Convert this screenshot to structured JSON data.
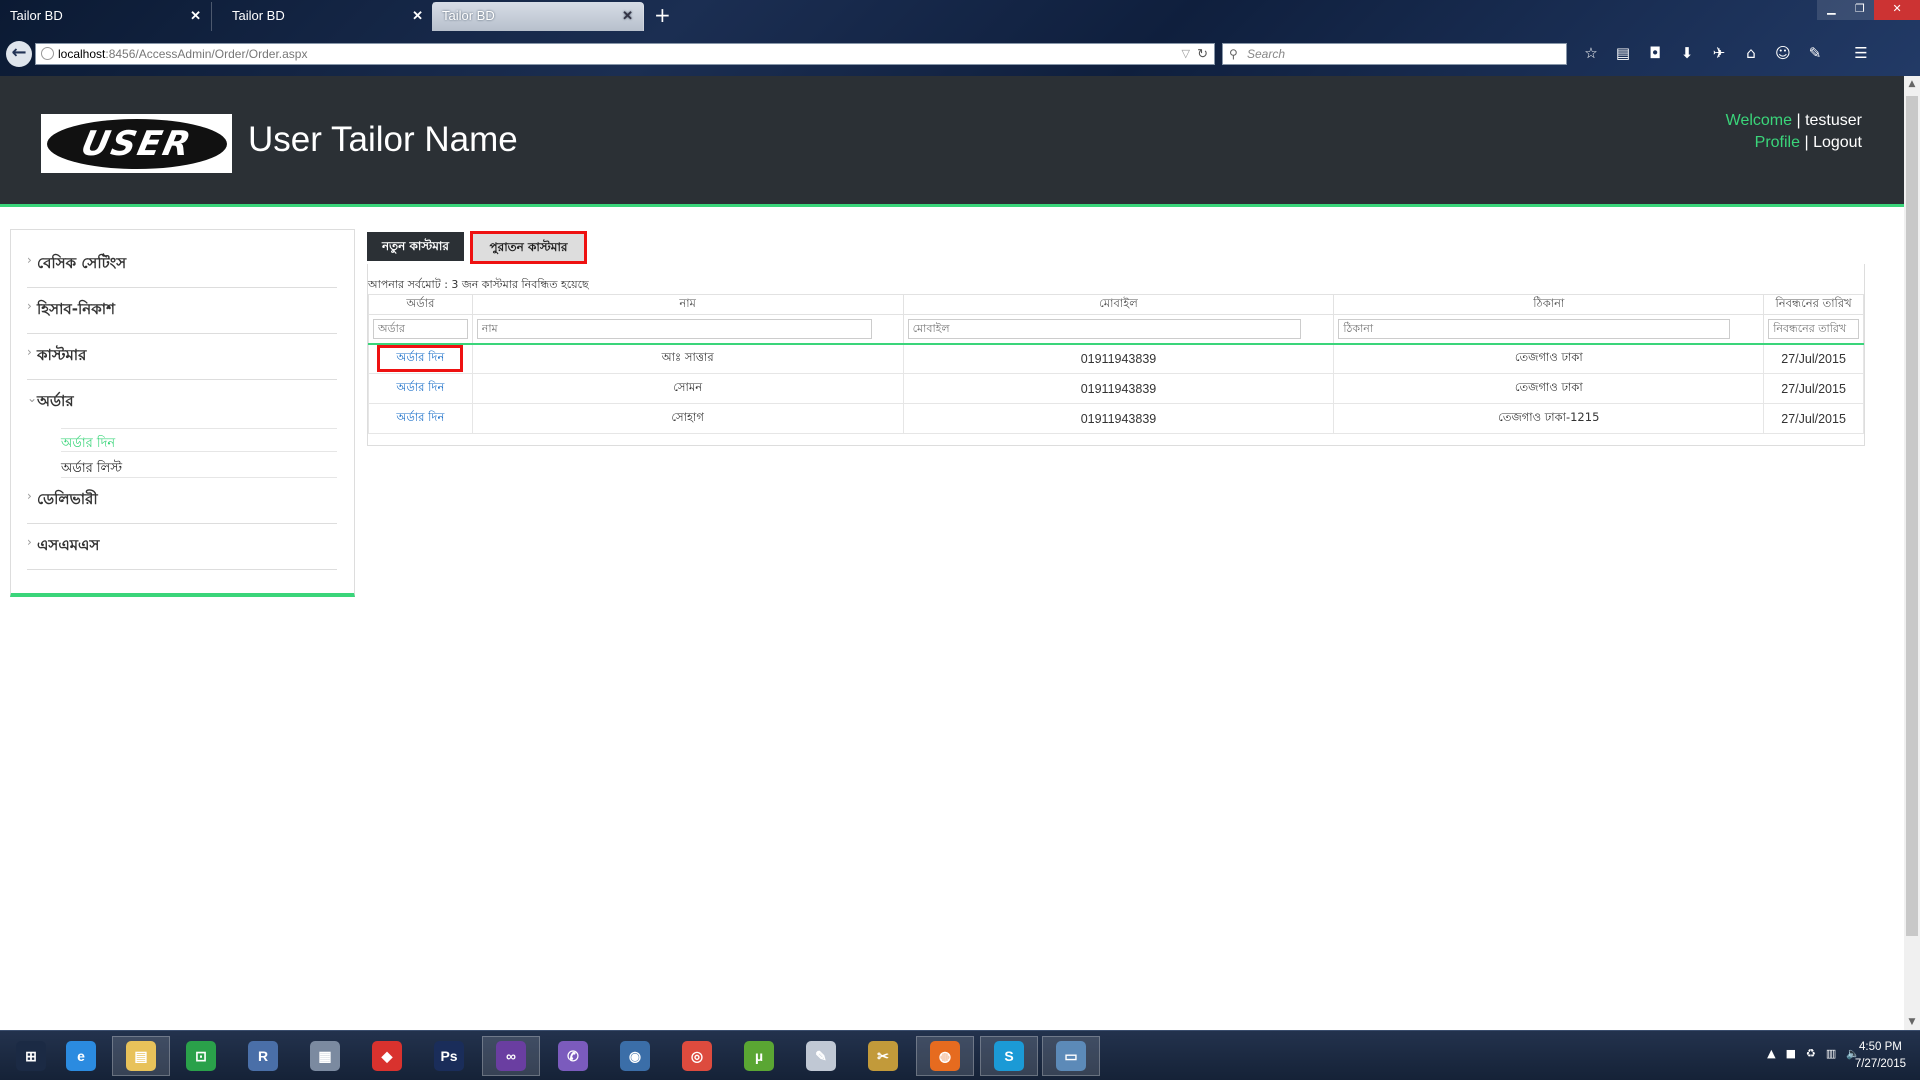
{
  "browser": {
    "tabs": [
      {
        "title": "Tailor BD"
      },
      {
        "title": "Tailor BD"
      },
      {
        "title": "Tailor BD"
      }
    ],
    "new_tab_label": "+",
    "url_host": "localhost",
    "url_path": ":8456/AccessAdmin/Order/Order.aspx",
    "search_placeholder": "Search",
    "toolbar_icons": [
      "bookmark-star-icon",
      "reading-list-icon",
      "pocket-icon",
      "download-icon",
      "bird-extension-icon",
      "home-icon",
      "chat-icon",
      "pen-icon",
      "menu-icon"
    ]
  },
  "header": {
    "logo_text": "USER",
    "site_name": "User Tailor Name",
    "welcome_label": "Welcome",
    "username": "testuser",
    "profile_label": "Profile",
    "logout_label": "Logout",
    "separator": "|"
  },
  "sidebar": {
    "items": [
      {
        "label": "বেসিক সেটিংস"
      },
      {
        "label": "হিসাব-নিকাশ"
      },
      {
        "label": "কাস্টমার"
      },
      {
        "label": "অর্ডার",
        "expanded": true,
        "children": [
          {
            "label": "অর্ডার দিন",
            "active": true
          },
          {
            "label": "অর্ডার লিস্ট"
          }
        ]
      },
      {
        "label": "ডেলিভারী"
      },
      {
        "label": "এসএমএস"
      }
    ]
  },
  "main": {
    "new_customer_button": "নতুন কাস্টমার",
    "old_customer_button": "পুরাতন কাস্টমার",
    "total_text": "আপনার সর্বমোট : 3 জন কাস্টমার নিবন্ধিত হয়েছে",
    "table": {
      "columns": [
        "অর্ডার",
        "নাম",
        "মোবাইল",
        "ঠিকানা",
        "নিবন্ধনের তারিখ"
      ],
      "filters": [
        "অর্ডার",
        "নাম",
        "মোবাইল",
        "ঠিকানা",
        "নিবন্ধনের তারিখ"
      ],
      "rows": [
        {
          "action": "অর্ডার দিন",
          "name": "আঃ সাত্তার",
          "mobile": "01911943839",
          "address": "তেজগাও ঢাকা",
          "date": "27/Jul/2015"
        },
        {
          "action": "অর্ডার দিন",
          "name": "সোমন",
          "mobile": "01911943839",
          "address": "তেজগাও ঢাকা",
          "date": "27/Jul/2015"
        },
        {
          "action": "অর্ডার দিন",
          "name": "সোহাগ",
          "mobile": "01911943839",
          "address": "তেজগাও ঢাকা-1215",
          "date": "27/Jul/2015"
        }
      ]
    }
  },
  "taskbar": {
    "apps": [
      {
        "icon": "windows-start-icon",
        "glyph": "⊞",
        "color": "#1b2a44"
      },
      {
        "icon": "internet-explorer-icon",
        "glyph": "e",
        "color": "#2b8be0"
      },
      {
        "icon": "file-explorer-icon",
        "glyph": "▤",
        "color": "#e8c25a"
      },
      {
        "icon": "store-icon",
        "glyph": "⊡",
        "color": "#2aa14a"
      },
      {
        "icon": "r-studio-icon",
        "glyph": "R",
        "color": "#4a6fa8"
      },
      {
        "icon": "calculator-icon",
        "glyph": "▦",
        "color": "#7b8aa0"
      },
      {
        "icon": "anydesk-icon",
        "glyph": "◆",
        "color": "#d9322e"
      },
      {
        "icon": "photoshop-icon",
        "glyph": "Ps",
        "color": "#1a2d5a"
      },
      {
        "icon": "visual-studio-icon",
        "glyph": "∞",
        "color": "#6a3ea1"
      },
      {
        "icon": "viber-icon",
        "glyph": "✆",
        "color": "#7b5bbd"
      },
      {
        "icon": "network-tool-icon",
        "glyph": "◉",
        "color": "#3b6ea8"
      },
      {
        "icon": "chrome-icon",
        "glyph": "◎",
        "color": "#dd4b3e"
      },
      {
        "icon": "utorrent-icon",
        "glyph": "µ",
        "color": "#5aa633"
      },
      {
        "icon": "paint-icon",
        "glyph": "✎",
        "color": "#c0c8d4"
      },
      {
        "icon": "tools-icon",
        "glyph": "✂",
        "color": "#c29a3a"
      },
      {
        "icon": "firefox-icon",
        "glyph": "◍",
        "color": "#e66b1f"
      },
      {
        "icon": "skype-icon",
        "glyph": "S",
        "color": "#1b9ad6"
      },
      {
        "icon": "remote-desktop-icon",
        "glyph": "▭",
        "color": "#5c8ab8"
      }
    ],
    "time": "4:50 PM",
    "date": "7/27/2015"
  },
  "colors": {
    "accent_green": "#3ad57a",
    "header_dark": "#2b3035",
    "highlight_red": "#ee1111",
    "link_blue": "#1a6fc9"
  }
}
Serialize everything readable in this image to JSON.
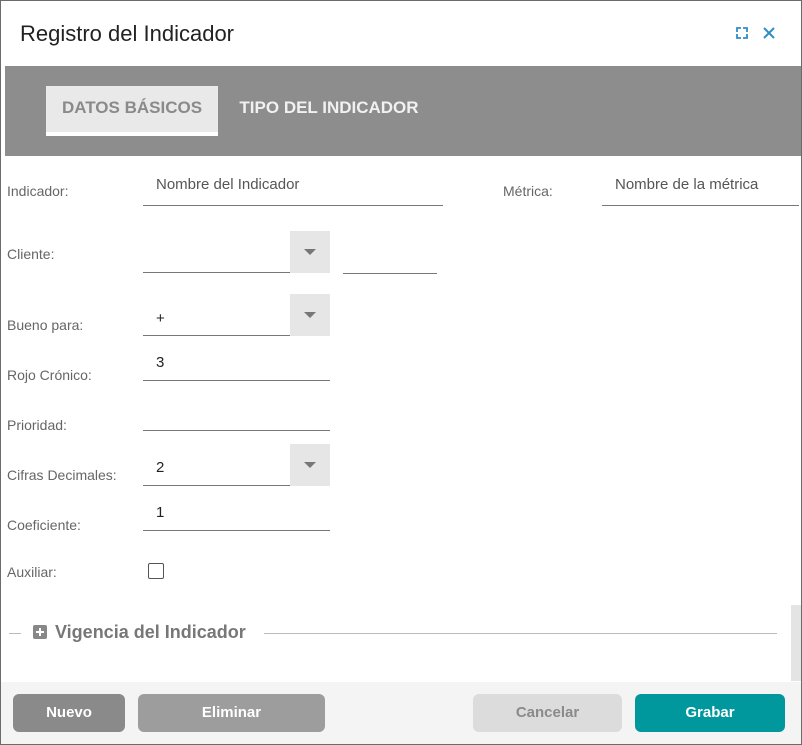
{
  "header": {
    "title": "Registro del Indicador",
    "expand_icon": "expand-icon",
    "close_icon": "close-icon"
  },
  "tabs": [
    {
      "label": "DATOS BÁSICOS",
      "active": true
    },
    {
      "label": "TIPO DEL INDICADOR",
      "active": false
    }
  ],
  "form": {
    "indicador": {
      "label": "Indicador:",
      "placeholder": "Nombre del Indicador"
    },
    "metrica": {
      "label": "Métrica:",
      "placeholder": "Nombre de la métrica"
    },
    "cliente": {
      "label": "Cliente:",
      "value": ""
    },
    "bueno_para": {
      "label": "Bueno para:",
      "value": "+"
    },
    "rojo_cronico": {
      "label": "Rojo Crónico:",
      "value": "3"
    },
    "prioridad": {
      "label": "Prioridad:",
      "value": ""
    },
    "cifras_decimales": {
      "label": "Cifras Decimales:",
      "value": "2"
    },
    "coeficiente": {
      "label": "Coeficiente:",
      "value": "1"
    },
    "auxiliar": {
      "label": "Auxiliar:",
      "checked": false
    }
  },
  "sections": [
    {
      "title": "Vigencia del Indicador"
    }
  ],
  "footer": {
    "nuevo": "Nuevo",
    "eliminar": "Eliminar",
    "cancelar": "Cancelar",
    "grabar": "Grabar"
  },
  "colors": {
    "accent": "#00979d",
    "tabbar": "#8d8d8d",
    "icon_blue": "#2e8ec7"
  }
}
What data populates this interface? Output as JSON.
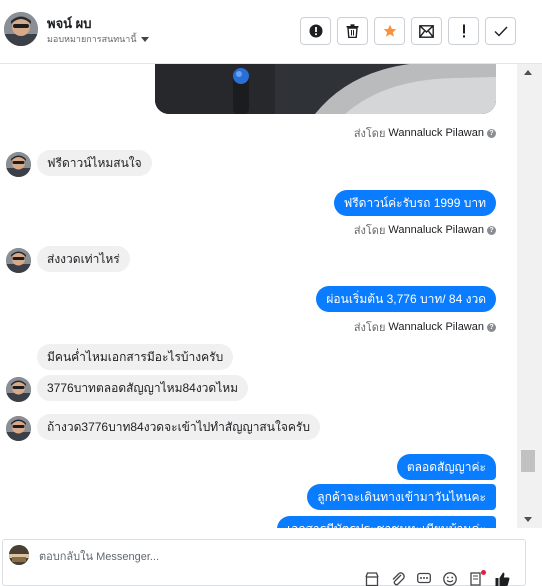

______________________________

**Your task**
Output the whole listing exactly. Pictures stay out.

**Your response**
Convert this screenshot to structured JSON data.
{
  "browser": {
    "tabs": [
      {
        "title": "Tailor BD"
      },
      {
        "title": "Tailor BD"
      },
      {
        "title": "Tailor BD"
      }
    ],
    "new_tab_label": "+",
    "url_host": "localhost",
    "url_path": ":8456/AccessAdmin/Order/Order.aspx",
    "search_placeholder": "Search",
    "toolbar_icons": [
      "bookmark-star-icon",
      "reading-list-icon",
      "pocket-icon",
      "download-icon",
      "bird-extension-icon",
      "home-icon",
      "chat-icon",
      "pen-icon",
      "menu-icon"
    ]
  },
  "header": {
    "logo_text": "USER",
    "site_name": "User Tailor Name",
    "welcome_label": "Welcome",
    "username": "testuser",
    "profile_label": "Profile",
    "logout_label": "Logout",
    "separator": "|"
  },
  "sidebar": {
    "items": [
      {
        "label": "বেসিক সেটিংস"
      },
      {
        "label": "হিসাব-নিকাশ"
      },
      {
        "label": "কাস্টমার"
      },
      {
        "label": "অর্ডার",
        "expanded": true,
        "children": [
          {
            "label": "অর্ডার দিন",
            "active": true
          },
          {
            "label": "অর্ডার লিস্ট"
          }
        ]
      },
      {
        "label": "ডেলিভারী"
      },
      {
        "label": "এসএমএস"
      }
    ]
  },
  "main": {
    "new_customer_button": "নতুন কাস্টমার",
    "old_customer_button": "পুরাতন কাস্টমার",
    "total_text": "আপনার সর্বমোট : 3 জন কাস্টমার নিবন্ধিত হয়েছে",
    "table": {
      "columns": [
        "অর্ডার",
        "নাম",
        "মোবাইল",
        "ঠিকানা",
        "নিবন্ধনের তারিখ"
      ],
      "filters": [
        "অর্ডার",
        "নাম",
        "মোবাইল",
        "ঠিকানা",
        "নিবন্ধনের তারিখ"
      ],
      "rows": [
        {
          "action": "অর্ডার দিন",
          "name": "আঃ সাত্তার",
          "mobile": "01911943839",
          "address": "তেজগাও ঢাকা",
          "date": "27/Jul/2015"
        },
        {
          "action": "অর্ডার দিন",
          "name": "সোমন",
          "mobile": "01911943839",
          "address": "তেজগাও ঢাকা",
          "date": "27/Jul/2015"
        },
        {
          "action": "অর্ডার দিন",
          "name": "সোহাগ",
          "mobile": "01911943839",
          "address": "তেজগাও ঢাকা-1215",
          "date": "27/Jul/2015"
        }
      ]
    }
  },
  "taskbar": {
    "apps": [
      {
        "icon": "windows-start-icon",
        "glyph": "⊞",
        "color": "#1b2a44"
      },
      {
        "icon": "internet-explorer-icon",
        "glyph": "e",
        "color": "#2b8be0"
      },
      {
        "icon": "file-explorer-icon",
        "glyph": "▤",
        "color": "#e8c25a"
      },
      {
        "icon": "store-icon",
        "glyph": "⊡",
        "color": "#2aa14a"
      },
      {
        "icon": "r-studio-icon",
        "glyph": "R",
        "color": "#4a6fa8"
      },
      {
        "icon": "calculator-icon",
        "glyph": "▦",
        "color": "#7b8aa0"
      },
      {
        "icon": "anydesk-icon",
        "glyph": "◆",
        "color": "#d9322e"
      },
      {
        "icon": "photoshop-icon",
        "glyph": "Ps",
        "color": "#1a2d5a"
      },
      {
        "icon": "visual-studio-icon",
        "glyph": "∞",
        "color": "#6a3ea1"
      },
      {
        "icon": "viber-icon",
        "glyph": "✆",
        "color": "#7b5bbd"
      },
      {
        "icon": "network-tool-icon",
        "glyph": "◉",
        "color": "#3b6ea8"
      },
      {
        "icon": "chrome-icon",
        "glyph": "◎",
        "color": "#dd4b3e"
      },
      {
        "icon": "utorrent-icon",
        "glyph": "µ",
        "color": "#5aa633"
      },
      {
        "icon": "paint-icon",
        "glyph": "✎",
        "color": "#c0c8d4"
      },
      {
        "icon": "tools-icon",
        "glyph": "✂",
        "color": "#c29a3a"
      },
      {
        "icon": "firefox-icon",
        "glyph": "◍",
        "color": "#e66b1f"
      },
      {
        "icon": "skype-icon",
        "glyph": "S",
        "color": "#1b9ad6"
      },
      {
        "icon": "remote-desktop-icon",
        "glyph": "▭",
        "color": "#5c8ab8"
      }
    ],
    "time": "4:50 PM",
    "date": "7/27/2015"
  },
  "colors": {
    "accent_green": "#3ad57a",
    "header_dark": "#2b3035",
    "highlight_red": "#ee1111",
    "link_blue": "#1a6fc9"
  }
}
Serialize everything readable in this image to JSON.
{
  "header": {
    "title": "Registro del Indicador",
    "expand_icon": "expand-icon",
    "close_icon": "close-icon"
  },
  "tabs": [
    {
      "label": "DATOS BÁSICOS",
      "active": true
    },
    {
      "label": "TIPO DEL INDICADOR",
      "active": false
    }
  ],
  "form": {
    "indicador": {
      "label": "Indicador:",
      "placeholder": "Nombre del Indicador"
    },
    "metrica": {
      "label": "Métrica:",
      "placeholder": "Nombre de la métrica"
    },
    "cliente": {
      "label": "Cliente:",
      "value": ""
    },
    "bueno_para": {
      "label": "Bueno para:",
      "value": "+"
    },
    "rojo_cronico": {
      "label": "Rojo Crónico:",
      "value": "3"
    },
    "prioridad": {
      "label": "Prioridad:",
      "value": ""
    },
    "cifras_decimales": {
      "label": "Cifras Decimales:",
      "value": "2"
    },
    "coeficiente": {
      "label": "Coeficiente:",
      "value": "1"
    },
    "auxiliar": {
      "label": "Auxiliar:",
      "checked": false
    }
  },
  "sections": [
    {
      "title": "Vigencia del Indicador"
    }
  ],
  "footer": {
    "nuevo": "Nuevo",
    "eliminar": "Eliminar",
    "cancelar": "Cancelar",
    "grabar": "Grabar"
  },
  "colors": {
    "accent": "#00979d",
    "tabbar": "#8d8d8d",
    "icon_blue": "#2e8ec7"
  }
}
What data populates this interface? Output as JSON.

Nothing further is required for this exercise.